Expecting to attend a ceremony where he would be honored with an array of medals for his service, 100-year-old World War II Navy veteran Dario Raschio was met instead by a group of "hands up, don't shoot" protesters determined to steal the show.
According to a local newspaper,
“More than 100 pushed through the doors, banged on the windows from outside and hoisted signs.”
The protesters disrupted Mr. Raschio’s award ceremony on the premise that veterans like he had fought for their freedom; and so, they were there to do the same.
“Veterans like this man here fought for our freedom," one of the protesters announced. "So we’re going to take four-point-five minutes in respect to honor those who have been killed by the police in this country.”
“Respect our cause,” the protesters demanded.
Watch raw footage of the initial intrusion below:
After 15 minutes of shouting, Sen. Ron Wyden (D-OR) reportedly managed to persuade the protesters to let him continue on with the presentation.
“Raschio's smile returned as Wyden presented him with a frame filled with medals,” said The Oregonian.

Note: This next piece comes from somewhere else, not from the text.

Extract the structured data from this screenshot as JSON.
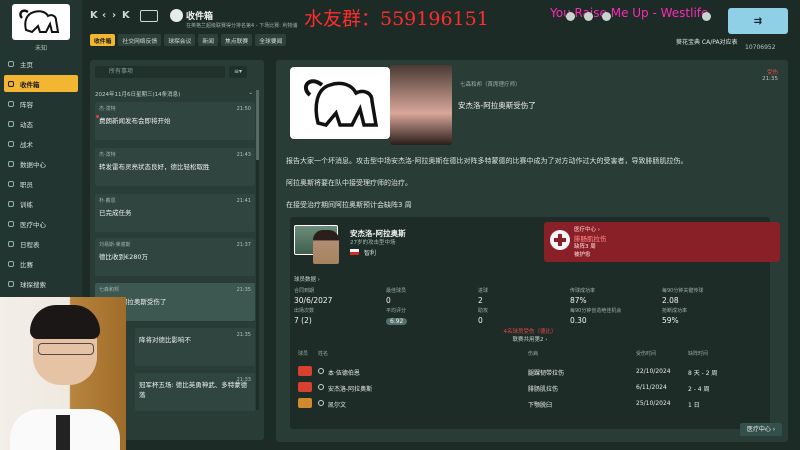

“He was awarded the U.S. Naval Aviator Badge, the American Campaign Medal, the Asiatic Pacific Campaign Medal, the World War II Victory medal, the American Defense Service Medal, the ‘Ruptured Duck’ award and the U.S. Navy Honorable discharge pin.
“He was also given a flag flown over the U.S Capitol.”
Readying himself to give a speech on stage, the veteran could hear more shouts coming from the back of the room, this time demanding that the U.S. military exit Iraq.
"Give me a chance," he said, asking the protesters to, “at least, show a little respect for this occasion.”
Following the ceremony, Wyden commented on the incident:
"I think that the symbolism of having a veteran 100 years old,” Wyden said, “who fought so gallantly so that those who disagree with government policies and want to exercise their First Amendment rights could be heard, that's what made today so poignant."
Protests continue throughout the U.S. in response to the Ferguson and Staten Island grand jury decisions not to indict police officers for the deaths of Michael Brown and Eric Garner.
Tensions remain high as local law enforcement face contempt from protesters demonstrating against what they deem to be evidence of widespread police brutality.